Sense is needed on tree debate
Plant all types but exercise care
During the past decade we have spent millions on planting native species of trees with the aim of establishing new areas of native woodland, often surrounding them with costly deer fencing. We have also spent millions, in general, in supporting the planting of broadleaf species. Unfortunately, such planting often took place on sites where broadleaves don't thrive. Not only did Government help with the planting of broadleaves but our Forest Service also insisted that they be planted as part of our afforestation programme.
I must quickly state that more than 70pc of my own woodland is stocked with broadleaves and many other landowners have done the same. We have done so principally because we like broadleaved trees and we like the environmental and landscape benefits of mixed woodland -- as opposed to monocultures of any one species. We also have the sites and conditions that suit the establishment of broadleaf woodlands. However, we are fully aware that this is largely a philanthropic gesture that will, hopefully, ultimately benefit our successors, but it will undoubtedly create a financial burden in our own lifetimes.
It is time to question the perceived benefits of planting only our so-called native species and whether the money could have been spent in better ways. I use the words "so called" because the argument still rages about what really is native or not. We are continually making fresh discoveries as science and technology provide us with a more accurate picture of our ancient history. Pollen counts can be misleading and scientists are still very unsure regarding what animals and plants should or should not be called native. If a tree thrives in our soil and climate, and regenerates naturally here, then there seems little point in not planting it, especially if it has good commercial potential and creates key habitats for wildlife.
There are endless arguments about whether certain species, such as Scots pine, are in fact native, and undoubtedly much of our so-called native stock of oak, for example, may well have been originally sourced from abroad.
The usual means of defining what is native or not is to decide if it was growing in Ireland before the last ice age and before Ireland became a true island. That was 10,000 years ago and it was pure chance that some species were placed here while others that now prosper in our soil, such as beech, had not arrived at that point.
Does this mean that we must remove all beech, hornbeam, sycamore and other valuable species that now thrive here? Doing so would be total nonsense and would ignore the manner in which the natural world adapts to change.

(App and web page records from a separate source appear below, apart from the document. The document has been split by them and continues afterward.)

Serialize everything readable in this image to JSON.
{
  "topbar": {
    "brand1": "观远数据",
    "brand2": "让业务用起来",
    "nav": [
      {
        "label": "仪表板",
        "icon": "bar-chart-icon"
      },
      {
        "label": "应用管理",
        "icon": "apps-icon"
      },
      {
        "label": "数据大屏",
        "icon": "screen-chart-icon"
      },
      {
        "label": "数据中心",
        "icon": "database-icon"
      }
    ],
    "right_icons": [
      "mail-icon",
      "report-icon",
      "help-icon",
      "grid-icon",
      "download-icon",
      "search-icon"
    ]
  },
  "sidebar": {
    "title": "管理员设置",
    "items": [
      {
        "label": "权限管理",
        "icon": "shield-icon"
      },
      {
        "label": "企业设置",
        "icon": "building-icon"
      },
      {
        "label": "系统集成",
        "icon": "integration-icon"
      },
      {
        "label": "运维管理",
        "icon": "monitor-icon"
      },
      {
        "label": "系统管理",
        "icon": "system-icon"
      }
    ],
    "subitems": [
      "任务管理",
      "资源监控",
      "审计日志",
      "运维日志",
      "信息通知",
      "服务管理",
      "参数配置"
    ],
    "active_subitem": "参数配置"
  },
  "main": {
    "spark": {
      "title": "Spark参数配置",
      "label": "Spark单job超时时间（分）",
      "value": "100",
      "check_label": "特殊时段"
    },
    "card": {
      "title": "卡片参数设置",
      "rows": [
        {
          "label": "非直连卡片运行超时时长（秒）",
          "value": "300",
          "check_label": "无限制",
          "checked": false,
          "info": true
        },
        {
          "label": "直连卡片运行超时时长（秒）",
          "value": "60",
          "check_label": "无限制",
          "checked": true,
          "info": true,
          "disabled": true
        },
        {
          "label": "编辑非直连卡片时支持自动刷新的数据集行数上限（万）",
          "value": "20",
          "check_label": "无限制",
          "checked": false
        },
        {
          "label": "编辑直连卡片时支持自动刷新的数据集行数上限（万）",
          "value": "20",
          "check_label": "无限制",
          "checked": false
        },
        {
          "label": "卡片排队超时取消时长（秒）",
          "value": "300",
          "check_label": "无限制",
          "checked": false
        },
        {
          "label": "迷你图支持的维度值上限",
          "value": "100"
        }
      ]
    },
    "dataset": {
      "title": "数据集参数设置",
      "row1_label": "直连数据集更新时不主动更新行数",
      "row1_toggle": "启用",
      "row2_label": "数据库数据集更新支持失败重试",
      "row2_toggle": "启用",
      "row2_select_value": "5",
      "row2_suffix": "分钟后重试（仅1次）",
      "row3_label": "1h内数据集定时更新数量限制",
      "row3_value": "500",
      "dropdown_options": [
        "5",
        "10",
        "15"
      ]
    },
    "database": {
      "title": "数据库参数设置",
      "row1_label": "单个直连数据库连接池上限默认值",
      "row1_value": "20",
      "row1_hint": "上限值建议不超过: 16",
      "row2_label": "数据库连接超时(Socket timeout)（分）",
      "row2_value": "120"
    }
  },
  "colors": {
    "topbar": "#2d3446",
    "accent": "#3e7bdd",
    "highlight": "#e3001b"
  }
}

It is fascinating to see the way in which birds, mammals and insects seize opportunities and find a niche for themselves in an evolving landscape. Man has changed the developed world's landscape beyond recognition. It is our responsibility to ensure that there is room for the natural world in this altered environment.